One way to address the problem is to vary, or hop, the frequency according to a predefined pattern. With frequency hopping, if interference on one frequency prevents a data packet from being received, the transmitter moves to the next frequency in the pattern and resends the data packet.
An alternative solution is to intentionally build multiple paths between the transmitter and receiver. This alternative is discussed in more detail in an upcoming white paper about networking.
Interferers Degrade Radio Performance
Interferers are objects that block radio signals or generate electrical interference. Interferers reflect, refract, or absorb radio signals, resulting in signal loss. Common interferers include objects, walls, ceilings, and other radios. As with the problem of radio link loss, frequency hopping can help stabilize the path.
Banner's SureCross System
Banner chose the 900 MHz band because it offers long range and an inexpensive design, and the data throughput rate exceeds the needs of most expected sensing applications.
Banner also offers a 2.4 GHz design, because 900 MHz systems cannot be used in Europe or many parts of Asia, while 2.4 GHZ has broad worldwide acceptance. It offers higher bandwidth for data-intensive applications—in other words, it takes less time to transmit a smaller data packet, which can improve battery life. In addition, transceiver components are widely available.
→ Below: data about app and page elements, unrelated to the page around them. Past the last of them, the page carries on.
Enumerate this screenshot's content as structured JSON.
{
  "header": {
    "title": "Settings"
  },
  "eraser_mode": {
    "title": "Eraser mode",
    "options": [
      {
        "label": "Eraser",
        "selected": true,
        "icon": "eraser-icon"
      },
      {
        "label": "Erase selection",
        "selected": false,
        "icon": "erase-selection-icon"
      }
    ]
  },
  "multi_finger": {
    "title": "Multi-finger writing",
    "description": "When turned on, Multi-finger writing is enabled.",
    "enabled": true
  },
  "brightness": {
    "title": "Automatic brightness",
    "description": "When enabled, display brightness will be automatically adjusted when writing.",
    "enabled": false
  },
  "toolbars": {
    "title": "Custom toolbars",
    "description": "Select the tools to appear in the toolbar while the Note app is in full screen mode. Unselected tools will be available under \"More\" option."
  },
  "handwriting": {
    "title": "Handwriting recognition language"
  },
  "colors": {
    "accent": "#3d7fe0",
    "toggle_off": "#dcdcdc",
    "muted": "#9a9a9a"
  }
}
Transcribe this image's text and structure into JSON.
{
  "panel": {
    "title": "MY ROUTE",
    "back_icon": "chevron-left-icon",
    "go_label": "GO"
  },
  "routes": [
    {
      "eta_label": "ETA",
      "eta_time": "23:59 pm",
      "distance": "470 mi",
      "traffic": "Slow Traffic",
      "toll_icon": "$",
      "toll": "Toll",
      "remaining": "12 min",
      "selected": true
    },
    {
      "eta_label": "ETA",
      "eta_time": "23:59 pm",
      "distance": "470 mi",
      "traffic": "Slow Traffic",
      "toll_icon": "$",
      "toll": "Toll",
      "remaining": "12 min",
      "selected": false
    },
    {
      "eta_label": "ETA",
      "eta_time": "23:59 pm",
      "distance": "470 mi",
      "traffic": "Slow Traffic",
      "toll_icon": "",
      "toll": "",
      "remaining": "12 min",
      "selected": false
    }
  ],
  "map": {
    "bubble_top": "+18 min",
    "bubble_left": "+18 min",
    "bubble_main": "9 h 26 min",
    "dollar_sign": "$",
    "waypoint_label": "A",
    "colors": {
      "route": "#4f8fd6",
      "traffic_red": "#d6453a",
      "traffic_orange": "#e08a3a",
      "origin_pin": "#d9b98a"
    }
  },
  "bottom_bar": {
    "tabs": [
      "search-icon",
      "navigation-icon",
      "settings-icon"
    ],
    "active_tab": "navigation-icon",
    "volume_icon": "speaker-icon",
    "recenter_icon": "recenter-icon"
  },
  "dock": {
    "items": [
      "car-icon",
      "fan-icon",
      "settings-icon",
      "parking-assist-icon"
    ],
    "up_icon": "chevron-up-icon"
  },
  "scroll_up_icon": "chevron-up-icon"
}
Banner’s SureCross system uses frequency hopping to improve reliability. It splits the 900 MHz and 2.4 GHz bands into 27 unique channels. Sixteen unique pseudorandom hop patterns are defined across these 27 channels—the network ID determines which hop pattern code to use. Thirty-two different Banner SureCross systems can co-exist in the same physical space without interference: 16 at 900 MHz and 16 at 2.4 GHz.